DATA:
#####

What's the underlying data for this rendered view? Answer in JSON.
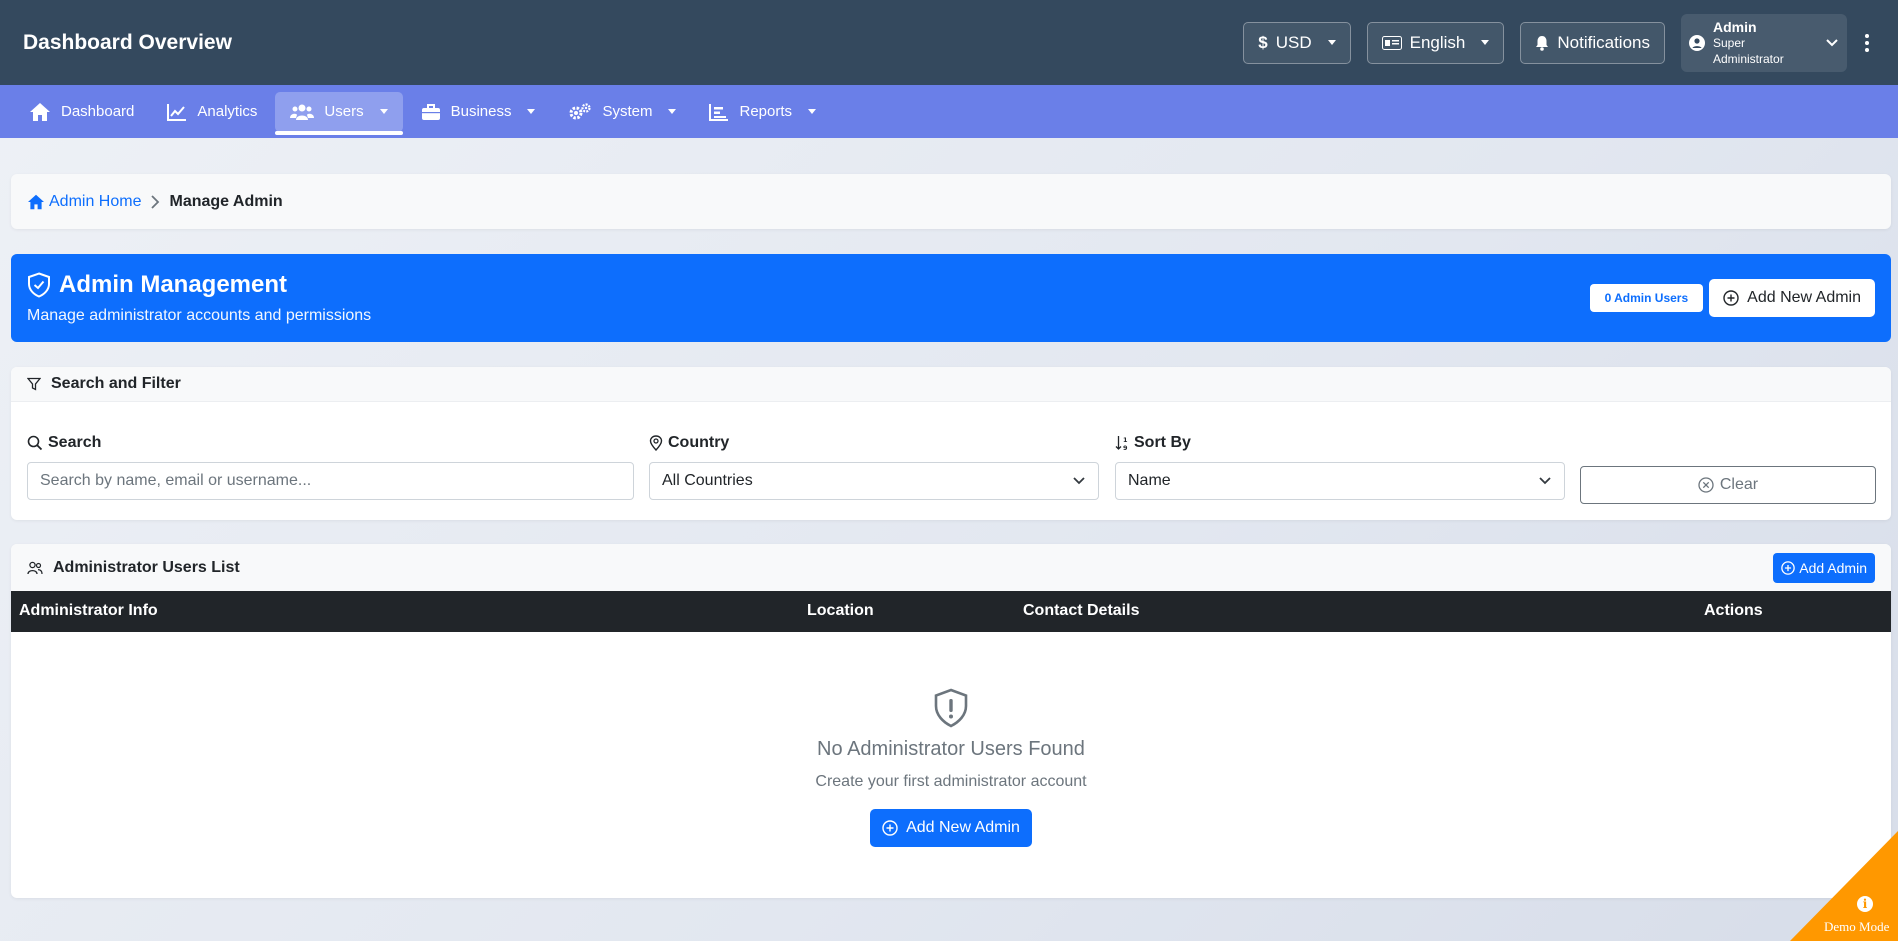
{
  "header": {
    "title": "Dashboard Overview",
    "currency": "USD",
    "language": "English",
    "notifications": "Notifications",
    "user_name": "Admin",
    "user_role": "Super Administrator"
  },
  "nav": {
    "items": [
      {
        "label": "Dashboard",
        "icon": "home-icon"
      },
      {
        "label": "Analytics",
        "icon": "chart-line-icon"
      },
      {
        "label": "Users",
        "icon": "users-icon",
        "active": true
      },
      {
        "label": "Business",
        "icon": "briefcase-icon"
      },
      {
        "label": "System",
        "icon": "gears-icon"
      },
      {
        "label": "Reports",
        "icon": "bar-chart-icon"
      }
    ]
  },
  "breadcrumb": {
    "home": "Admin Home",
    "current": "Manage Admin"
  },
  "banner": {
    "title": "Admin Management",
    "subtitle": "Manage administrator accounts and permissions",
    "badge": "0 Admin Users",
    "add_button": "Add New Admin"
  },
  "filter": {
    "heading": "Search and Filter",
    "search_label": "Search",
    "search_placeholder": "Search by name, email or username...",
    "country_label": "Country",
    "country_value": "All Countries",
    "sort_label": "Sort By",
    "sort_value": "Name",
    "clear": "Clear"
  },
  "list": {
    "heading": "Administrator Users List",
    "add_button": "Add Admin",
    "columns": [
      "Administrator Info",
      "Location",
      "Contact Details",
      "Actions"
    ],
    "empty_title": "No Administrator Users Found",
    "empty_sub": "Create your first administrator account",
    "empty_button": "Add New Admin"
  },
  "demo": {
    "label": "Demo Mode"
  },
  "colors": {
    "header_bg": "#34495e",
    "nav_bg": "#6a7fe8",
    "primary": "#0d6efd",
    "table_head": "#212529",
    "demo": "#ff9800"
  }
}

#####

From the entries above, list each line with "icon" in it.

REPLY TO THE TASK:
        "icon": "home-icon"
        "icon": "chart-line-icon"
        "icon": "users-icon",
        "icon": "briefcase-icon"
        "icon": "gears-icon"
        "icon": "bar-chart-icon"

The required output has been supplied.